Premier Foods has been forced to issue another profit warning as it continues to wrestle with the fall-out from its dispute with Tesco earlier this year.

Total sales fell 3.6% to £477m for the three months to 30 September, with Premier admitting that “slower than expected rebuilding of in-store presence following a customer dispute” had hit volumes.

Tesco de-listed a quarter of Premier's branded products between 26 March and 24 June, costing the supplier £10m and forcing it to warn investors of the negative impact on profits.

Meanwhile, intense competition in grocery saw volumes fall 8% in the most recent period, with branded sales down 6%,

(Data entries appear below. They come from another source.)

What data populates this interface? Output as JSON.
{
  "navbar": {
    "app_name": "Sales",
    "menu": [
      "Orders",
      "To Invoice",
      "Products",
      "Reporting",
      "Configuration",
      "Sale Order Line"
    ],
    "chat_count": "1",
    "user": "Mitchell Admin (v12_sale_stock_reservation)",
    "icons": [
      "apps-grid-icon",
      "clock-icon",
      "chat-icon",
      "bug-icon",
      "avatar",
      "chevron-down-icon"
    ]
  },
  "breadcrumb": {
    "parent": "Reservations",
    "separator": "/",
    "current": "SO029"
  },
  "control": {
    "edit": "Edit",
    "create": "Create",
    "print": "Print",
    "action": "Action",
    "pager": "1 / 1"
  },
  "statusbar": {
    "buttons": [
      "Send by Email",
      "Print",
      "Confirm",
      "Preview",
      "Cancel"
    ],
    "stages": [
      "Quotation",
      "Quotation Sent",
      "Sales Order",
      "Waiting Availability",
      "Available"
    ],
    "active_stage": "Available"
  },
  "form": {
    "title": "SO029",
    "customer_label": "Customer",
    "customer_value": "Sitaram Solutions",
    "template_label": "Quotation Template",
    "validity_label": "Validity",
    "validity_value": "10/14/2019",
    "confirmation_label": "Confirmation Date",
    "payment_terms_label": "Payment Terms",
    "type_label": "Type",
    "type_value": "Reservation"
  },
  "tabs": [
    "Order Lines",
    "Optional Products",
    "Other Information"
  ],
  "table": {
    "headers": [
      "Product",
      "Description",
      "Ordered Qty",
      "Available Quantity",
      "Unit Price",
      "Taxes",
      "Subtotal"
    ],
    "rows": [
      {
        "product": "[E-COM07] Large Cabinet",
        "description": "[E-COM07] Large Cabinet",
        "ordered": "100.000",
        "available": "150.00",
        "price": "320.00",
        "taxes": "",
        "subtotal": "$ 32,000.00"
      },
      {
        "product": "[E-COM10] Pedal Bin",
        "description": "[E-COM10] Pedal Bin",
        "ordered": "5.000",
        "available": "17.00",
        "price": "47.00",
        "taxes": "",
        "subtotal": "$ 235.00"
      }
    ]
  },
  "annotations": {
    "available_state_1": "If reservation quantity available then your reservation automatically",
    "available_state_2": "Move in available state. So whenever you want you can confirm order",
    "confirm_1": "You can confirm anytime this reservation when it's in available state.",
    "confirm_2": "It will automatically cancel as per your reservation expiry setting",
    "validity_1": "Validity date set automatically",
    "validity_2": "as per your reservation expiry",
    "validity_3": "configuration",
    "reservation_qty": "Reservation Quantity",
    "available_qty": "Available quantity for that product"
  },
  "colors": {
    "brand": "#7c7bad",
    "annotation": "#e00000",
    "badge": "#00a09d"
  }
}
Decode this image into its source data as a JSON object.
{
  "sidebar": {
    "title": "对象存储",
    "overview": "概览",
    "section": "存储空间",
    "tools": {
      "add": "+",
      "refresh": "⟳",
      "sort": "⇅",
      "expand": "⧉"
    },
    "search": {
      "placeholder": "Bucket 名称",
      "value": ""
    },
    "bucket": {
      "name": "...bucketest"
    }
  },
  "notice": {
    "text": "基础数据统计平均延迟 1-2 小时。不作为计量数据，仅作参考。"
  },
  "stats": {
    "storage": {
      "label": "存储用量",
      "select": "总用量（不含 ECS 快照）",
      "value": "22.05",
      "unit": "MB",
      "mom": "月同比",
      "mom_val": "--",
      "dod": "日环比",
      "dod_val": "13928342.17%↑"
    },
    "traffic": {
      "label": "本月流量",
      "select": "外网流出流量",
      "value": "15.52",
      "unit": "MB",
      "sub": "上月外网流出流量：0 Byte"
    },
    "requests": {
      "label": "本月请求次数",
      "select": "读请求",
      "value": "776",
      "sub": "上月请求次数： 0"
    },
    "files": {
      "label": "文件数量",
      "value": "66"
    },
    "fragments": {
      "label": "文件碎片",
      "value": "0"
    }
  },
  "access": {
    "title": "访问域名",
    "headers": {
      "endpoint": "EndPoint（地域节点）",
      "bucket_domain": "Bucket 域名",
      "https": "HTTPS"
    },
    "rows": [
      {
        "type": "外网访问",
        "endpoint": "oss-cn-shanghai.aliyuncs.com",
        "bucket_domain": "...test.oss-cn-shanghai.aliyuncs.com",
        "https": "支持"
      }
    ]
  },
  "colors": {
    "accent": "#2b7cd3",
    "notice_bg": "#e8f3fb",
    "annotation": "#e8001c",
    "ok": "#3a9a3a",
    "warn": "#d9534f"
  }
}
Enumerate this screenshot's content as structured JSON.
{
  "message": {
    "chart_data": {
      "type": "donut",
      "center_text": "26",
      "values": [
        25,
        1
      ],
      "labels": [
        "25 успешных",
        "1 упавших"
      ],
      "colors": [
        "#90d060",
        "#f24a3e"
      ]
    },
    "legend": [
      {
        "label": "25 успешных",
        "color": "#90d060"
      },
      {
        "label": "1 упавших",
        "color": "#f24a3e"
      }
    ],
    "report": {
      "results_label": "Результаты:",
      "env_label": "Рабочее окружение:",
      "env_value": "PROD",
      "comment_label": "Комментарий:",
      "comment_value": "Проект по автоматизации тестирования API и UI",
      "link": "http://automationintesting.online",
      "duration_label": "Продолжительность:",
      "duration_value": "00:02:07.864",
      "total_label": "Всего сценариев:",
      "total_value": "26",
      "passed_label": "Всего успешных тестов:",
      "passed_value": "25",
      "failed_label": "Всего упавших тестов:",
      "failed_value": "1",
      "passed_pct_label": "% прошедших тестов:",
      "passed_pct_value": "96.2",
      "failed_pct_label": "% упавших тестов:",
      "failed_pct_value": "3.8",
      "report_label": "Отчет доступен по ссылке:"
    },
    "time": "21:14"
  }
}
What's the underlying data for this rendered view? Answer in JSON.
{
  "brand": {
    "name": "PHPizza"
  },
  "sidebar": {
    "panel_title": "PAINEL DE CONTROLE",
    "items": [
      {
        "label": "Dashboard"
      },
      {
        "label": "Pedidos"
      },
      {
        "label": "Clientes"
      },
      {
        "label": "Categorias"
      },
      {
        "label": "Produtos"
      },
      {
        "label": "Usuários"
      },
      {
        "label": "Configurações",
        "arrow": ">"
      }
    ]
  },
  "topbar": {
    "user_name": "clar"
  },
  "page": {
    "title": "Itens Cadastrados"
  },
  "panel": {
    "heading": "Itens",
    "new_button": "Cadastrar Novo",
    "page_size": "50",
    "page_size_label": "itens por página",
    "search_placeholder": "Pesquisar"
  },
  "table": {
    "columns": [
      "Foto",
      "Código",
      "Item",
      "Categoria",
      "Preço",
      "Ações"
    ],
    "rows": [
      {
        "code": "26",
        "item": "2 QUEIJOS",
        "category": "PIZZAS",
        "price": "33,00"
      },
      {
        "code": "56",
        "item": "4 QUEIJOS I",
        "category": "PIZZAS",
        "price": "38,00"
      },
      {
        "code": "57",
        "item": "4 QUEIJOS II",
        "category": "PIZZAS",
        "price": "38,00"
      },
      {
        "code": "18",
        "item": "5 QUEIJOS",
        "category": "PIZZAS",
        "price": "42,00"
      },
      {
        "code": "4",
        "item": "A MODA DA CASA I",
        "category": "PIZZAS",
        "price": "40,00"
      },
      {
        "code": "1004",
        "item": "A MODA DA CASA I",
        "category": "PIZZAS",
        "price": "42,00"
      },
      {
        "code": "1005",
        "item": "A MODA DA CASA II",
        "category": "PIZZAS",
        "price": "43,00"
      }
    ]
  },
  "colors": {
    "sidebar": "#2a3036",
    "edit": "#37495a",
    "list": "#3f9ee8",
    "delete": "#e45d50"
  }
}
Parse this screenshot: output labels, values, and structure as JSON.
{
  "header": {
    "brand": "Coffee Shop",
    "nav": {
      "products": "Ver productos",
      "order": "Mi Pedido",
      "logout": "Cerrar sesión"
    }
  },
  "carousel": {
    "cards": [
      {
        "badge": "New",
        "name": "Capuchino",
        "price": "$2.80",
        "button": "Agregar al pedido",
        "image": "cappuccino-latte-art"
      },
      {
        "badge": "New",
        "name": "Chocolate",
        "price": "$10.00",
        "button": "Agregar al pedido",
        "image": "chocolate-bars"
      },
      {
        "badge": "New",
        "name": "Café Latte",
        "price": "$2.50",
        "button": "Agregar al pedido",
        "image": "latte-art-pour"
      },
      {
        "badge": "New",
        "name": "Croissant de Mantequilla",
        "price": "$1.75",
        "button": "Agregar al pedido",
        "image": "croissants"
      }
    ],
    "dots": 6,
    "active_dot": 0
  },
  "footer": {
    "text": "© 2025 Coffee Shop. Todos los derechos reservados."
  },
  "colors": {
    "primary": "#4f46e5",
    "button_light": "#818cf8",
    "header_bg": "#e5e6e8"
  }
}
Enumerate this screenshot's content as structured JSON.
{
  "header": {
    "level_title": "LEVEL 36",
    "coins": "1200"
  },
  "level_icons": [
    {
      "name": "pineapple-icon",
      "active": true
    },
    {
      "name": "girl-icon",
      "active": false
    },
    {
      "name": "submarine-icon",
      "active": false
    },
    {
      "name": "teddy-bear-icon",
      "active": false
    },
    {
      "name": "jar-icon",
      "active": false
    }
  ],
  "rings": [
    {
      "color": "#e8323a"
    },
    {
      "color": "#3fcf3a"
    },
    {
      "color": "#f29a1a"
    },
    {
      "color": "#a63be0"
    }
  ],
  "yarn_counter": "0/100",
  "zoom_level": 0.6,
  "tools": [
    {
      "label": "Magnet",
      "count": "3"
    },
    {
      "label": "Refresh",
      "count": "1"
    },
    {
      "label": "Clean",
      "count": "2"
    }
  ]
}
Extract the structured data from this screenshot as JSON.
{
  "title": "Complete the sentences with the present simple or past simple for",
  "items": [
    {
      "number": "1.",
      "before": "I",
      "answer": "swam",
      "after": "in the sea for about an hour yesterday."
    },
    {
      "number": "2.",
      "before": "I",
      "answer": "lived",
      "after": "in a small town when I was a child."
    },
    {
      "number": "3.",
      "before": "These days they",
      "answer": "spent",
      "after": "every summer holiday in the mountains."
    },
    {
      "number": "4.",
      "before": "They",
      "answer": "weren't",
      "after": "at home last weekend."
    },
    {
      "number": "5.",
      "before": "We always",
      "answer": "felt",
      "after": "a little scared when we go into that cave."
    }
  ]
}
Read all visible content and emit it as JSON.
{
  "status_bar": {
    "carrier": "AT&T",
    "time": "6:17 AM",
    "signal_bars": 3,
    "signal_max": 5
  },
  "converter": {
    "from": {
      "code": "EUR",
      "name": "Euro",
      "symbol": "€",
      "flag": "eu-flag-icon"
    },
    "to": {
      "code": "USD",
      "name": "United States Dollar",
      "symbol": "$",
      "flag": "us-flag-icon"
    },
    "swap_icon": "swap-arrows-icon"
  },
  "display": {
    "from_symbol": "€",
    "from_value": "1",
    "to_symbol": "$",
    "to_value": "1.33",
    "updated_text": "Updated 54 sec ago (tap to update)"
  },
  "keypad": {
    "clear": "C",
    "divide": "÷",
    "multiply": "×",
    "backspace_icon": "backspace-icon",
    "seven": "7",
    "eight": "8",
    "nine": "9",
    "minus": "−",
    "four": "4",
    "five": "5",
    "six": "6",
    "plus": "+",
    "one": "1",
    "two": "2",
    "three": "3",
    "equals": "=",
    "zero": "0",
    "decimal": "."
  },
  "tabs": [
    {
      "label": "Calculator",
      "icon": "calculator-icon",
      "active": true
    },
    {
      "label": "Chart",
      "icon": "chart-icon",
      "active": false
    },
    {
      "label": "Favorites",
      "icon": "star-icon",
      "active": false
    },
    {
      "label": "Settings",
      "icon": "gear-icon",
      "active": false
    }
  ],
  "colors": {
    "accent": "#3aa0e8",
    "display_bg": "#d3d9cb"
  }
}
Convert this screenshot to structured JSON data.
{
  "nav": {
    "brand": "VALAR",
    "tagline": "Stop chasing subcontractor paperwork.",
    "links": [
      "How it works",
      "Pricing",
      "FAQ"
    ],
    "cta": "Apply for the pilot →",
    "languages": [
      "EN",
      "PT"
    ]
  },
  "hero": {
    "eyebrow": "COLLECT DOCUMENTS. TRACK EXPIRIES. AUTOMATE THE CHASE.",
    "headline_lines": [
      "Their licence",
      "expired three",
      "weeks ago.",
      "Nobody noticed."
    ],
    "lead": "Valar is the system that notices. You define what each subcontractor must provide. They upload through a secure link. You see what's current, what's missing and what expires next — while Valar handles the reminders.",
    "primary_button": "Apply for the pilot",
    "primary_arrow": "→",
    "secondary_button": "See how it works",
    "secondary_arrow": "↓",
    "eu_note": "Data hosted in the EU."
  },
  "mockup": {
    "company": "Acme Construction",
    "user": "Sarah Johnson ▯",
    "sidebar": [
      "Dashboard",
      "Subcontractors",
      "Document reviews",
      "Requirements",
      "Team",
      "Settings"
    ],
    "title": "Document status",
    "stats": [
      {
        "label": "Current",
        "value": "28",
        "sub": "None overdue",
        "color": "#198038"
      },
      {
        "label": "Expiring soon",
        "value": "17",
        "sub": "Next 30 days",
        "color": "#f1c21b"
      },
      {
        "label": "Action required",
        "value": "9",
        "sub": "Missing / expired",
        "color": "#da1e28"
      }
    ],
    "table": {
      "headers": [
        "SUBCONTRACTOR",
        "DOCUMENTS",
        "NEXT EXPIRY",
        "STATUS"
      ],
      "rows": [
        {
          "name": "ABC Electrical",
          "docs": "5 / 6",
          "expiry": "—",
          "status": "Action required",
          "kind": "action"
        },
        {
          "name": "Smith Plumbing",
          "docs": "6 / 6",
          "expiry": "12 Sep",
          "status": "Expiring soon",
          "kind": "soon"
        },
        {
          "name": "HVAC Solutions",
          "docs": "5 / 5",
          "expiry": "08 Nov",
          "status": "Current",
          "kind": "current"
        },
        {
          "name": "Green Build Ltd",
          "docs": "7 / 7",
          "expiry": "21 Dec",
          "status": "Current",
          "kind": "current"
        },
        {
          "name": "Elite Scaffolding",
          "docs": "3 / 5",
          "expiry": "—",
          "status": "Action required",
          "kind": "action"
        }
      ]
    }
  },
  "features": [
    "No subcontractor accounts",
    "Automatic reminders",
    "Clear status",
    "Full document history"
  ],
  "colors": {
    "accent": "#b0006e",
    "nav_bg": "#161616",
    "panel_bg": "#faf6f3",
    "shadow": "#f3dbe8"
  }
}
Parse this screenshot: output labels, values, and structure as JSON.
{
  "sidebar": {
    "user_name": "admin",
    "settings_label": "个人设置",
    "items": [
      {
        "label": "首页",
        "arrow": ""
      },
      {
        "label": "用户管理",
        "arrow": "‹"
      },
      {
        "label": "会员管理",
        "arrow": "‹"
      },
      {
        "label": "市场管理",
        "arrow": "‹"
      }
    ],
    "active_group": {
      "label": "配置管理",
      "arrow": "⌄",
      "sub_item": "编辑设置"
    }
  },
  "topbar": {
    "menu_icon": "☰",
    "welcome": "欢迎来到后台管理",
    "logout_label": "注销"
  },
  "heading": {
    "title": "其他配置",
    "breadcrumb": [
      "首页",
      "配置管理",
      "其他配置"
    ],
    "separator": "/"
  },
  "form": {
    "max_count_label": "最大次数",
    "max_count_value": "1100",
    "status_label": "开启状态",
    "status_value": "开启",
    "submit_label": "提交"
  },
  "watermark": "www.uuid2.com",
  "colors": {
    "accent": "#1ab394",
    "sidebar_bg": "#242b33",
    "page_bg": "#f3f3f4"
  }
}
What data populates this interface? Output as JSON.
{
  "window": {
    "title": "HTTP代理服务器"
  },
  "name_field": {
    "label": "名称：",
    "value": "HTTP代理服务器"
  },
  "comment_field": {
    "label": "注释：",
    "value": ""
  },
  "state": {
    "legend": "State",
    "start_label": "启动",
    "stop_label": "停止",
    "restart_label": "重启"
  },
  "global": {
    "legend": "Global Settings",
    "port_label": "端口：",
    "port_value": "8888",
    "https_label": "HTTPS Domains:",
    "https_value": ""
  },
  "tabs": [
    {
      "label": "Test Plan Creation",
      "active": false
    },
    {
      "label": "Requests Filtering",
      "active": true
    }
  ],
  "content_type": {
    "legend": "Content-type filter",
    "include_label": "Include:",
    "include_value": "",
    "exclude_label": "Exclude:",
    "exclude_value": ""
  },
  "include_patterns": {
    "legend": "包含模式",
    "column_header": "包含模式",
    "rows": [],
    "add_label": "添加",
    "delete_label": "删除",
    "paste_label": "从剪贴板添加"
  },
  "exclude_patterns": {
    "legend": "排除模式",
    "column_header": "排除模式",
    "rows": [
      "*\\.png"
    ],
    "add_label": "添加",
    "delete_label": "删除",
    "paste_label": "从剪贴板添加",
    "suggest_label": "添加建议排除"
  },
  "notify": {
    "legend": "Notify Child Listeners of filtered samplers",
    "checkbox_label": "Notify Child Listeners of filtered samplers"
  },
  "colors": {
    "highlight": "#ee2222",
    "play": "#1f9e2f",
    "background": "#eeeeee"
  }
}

Sales of Hovis were also down more than 6%, with volumes falling 13.5%. And the troubled Brookes Avana business, which lost a key pie contract with Marks & Spencer earlier this year, saw sales fall by 13.2% compared to last year. New business had been but these were smaller contracts at lower margins, the company admitted.

The bleak assessment came as new chief executive Michael Clarke set out his key priorities for turning around the fortunes of the struggling manufacturer. He admitted the Q3 results were “significantly below expectations” and warned the company would not meet last year’s profits in the second half, as it had previously indicated.

The new boss said his immediate priority would be to conclude discussions with the banks to revise the company’s borrowing terms and secure a refinancing plan.

It was vital to cut back the company's portfolio by “actively” disposing of non-core businesses, Clarke said. Premier will focus investment on eight key brands: Ambrosia; Batchelor’s; Bisto; Hovis; Loyd Grossman; Mr Kipling; Oxo; and Sharwood’s.

“I’ve covered a lot of ground during my first weeks with Premier and am convinced that there are substantial opportunities here, but there are also significant challenges that we have to overcome,” he said.

Shares in Premier fell to their lowest in a year as the City digested Premier's dismal performance.

Clive Black of Shore Capital said the new strategy was “commendable” but warned that “with profitability going backwards apace, we must remain cautious”.

“Hence, until refinancing is complete and the trading performance stabilises – and, indeed, improves – we remain concerned as to the value available to investors," he said.

Read more
Michael Clarke and Premier: is it Mission Impossible? (analysis; 3 September 2011)
Editor's Comment: Tesco has run rings round Premier’s flabby conglomerate strategy (2 July 2011)
Delistings by Tesco push Premier into profit alert (1 July 2011)